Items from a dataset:
################

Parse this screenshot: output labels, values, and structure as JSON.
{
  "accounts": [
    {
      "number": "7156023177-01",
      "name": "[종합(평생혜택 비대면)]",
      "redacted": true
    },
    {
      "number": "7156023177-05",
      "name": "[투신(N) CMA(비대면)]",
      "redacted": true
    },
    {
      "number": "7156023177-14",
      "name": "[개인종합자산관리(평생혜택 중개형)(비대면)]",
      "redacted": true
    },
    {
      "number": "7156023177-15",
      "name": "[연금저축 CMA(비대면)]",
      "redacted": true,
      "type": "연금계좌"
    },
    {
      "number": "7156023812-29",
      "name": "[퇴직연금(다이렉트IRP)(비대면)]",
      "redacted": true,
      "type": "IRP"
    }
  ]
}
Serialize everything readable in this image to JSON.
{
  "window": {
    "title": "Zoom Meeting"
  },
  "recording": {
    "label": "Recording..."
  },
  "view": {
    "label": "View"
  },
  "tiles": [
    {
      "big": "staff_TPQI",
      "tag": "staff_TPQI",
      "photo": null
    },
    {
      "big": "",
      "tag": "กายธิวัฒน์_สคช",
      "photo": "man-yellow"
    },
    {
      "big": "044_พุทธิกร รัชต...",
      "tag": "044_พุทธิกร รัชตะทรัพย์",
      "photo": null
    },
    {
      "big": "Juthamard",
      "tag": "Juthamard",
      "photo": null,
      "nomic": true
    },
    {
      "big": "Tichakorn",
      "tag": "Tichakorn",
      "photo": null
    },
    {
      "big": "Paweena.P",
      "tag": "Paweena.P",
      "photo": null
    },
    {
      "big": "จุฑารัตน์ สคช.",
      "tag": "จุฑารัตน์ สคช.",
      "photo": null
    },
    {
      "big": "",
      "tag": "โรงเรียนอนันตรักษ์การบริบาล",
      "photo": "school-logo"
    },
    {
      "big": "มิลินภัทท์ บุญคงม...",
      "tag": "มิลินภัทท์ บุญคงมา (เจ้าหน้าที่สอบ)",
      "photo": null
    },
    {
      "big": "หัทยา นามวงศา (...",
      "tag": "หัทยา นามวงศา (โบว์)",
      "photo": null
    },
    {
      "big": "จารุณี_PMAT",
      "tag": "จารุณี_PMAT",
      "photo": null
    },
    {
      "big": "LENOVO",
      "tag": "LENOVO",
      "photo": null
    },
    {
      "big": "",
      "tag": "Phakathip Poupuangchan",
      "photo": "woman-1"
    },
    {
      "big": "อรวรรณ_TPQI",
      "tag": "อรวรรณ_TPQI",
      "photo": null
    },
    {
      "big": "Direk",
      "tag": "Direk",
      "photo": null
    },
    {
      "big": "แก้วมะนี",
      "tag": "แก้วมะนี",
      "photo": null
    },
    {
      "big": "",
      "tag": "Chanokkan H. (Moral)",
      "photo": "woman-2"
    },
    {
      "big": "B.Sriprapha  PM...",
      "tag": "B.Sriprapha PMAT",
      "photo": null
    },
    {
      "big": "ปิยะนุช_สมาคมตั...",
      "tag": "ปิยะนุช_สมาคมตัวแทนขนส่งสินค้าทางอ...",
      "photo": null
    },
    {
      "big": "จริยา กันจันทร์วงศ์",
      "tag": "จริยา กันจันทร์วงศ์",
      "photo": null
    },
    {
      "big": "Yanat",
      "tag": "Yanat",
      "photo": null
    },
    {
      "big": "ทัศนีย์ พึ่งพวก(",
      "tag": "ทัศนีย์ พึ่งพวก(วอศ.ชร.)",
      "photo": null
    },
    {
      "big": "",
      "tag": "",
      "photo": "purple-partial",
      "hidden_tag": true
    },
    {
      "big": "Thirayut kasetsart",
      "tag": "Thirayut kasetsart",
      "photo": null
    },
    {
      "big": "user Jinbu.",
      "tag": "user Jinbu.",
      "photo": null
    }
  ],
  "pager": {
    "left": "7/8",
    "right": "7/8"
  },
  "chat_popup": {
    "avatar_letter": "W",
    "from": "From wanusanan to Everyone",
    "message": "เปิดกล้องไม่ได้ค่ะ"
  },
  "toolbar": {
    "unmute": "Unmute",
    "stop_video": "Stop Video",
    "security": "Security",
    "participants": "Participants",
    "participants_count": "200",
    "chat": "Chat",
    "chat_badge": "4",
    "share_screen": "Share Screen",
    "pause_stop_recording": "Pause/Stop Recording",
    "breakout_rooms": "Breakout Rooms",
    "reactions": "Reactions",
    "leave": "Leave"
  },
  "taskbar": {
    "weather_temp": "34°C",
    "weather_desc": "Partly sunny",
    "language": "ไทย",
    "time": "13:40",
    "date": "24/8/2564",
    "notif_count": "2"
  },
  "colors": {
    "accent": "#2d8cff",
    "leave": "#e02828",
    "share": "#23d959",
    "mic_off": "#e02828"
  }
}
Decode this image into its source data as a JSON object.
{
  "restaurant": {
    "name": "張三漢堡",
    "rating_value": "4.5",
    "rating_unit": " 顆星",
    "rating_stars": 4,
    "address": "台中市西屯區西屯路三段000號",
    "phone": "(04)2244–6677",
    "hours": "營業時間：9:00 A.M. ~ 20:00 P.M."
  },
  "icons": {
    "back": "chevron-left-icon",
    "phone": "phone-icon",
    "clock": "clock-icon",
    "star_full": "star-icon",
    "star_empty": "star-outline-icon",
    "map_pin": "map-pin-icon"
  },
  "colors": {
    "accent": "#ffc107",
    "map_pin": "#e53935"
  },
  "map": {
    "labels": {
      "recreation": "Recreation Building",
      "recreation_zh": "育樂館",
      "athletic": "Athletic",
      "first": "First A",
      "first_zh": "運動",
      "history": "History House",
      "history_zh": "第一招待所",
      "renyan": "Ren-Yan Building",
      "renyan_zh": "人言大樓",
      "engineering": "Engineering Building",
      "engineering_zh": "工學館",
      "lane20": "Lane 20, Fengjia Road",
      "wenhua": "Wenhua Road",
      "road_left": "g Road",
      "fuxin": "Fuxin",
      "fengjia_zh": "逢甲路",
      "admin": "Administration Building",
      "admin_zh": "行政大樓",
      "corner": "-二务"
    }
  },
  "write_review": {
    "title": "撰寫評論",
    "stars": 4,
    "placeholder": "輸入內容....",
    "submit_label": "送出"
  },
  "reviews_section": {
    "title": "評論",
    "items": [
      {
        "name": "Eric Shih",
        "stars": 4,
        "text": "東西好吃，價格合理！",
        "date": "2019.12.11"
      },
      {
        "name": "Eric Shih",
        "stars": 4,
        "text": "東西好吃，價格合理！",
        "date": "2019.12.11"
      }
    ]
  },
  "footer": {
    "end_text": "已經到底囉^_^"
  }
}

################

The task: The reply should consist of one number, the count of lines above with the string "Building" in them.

Answer section: 4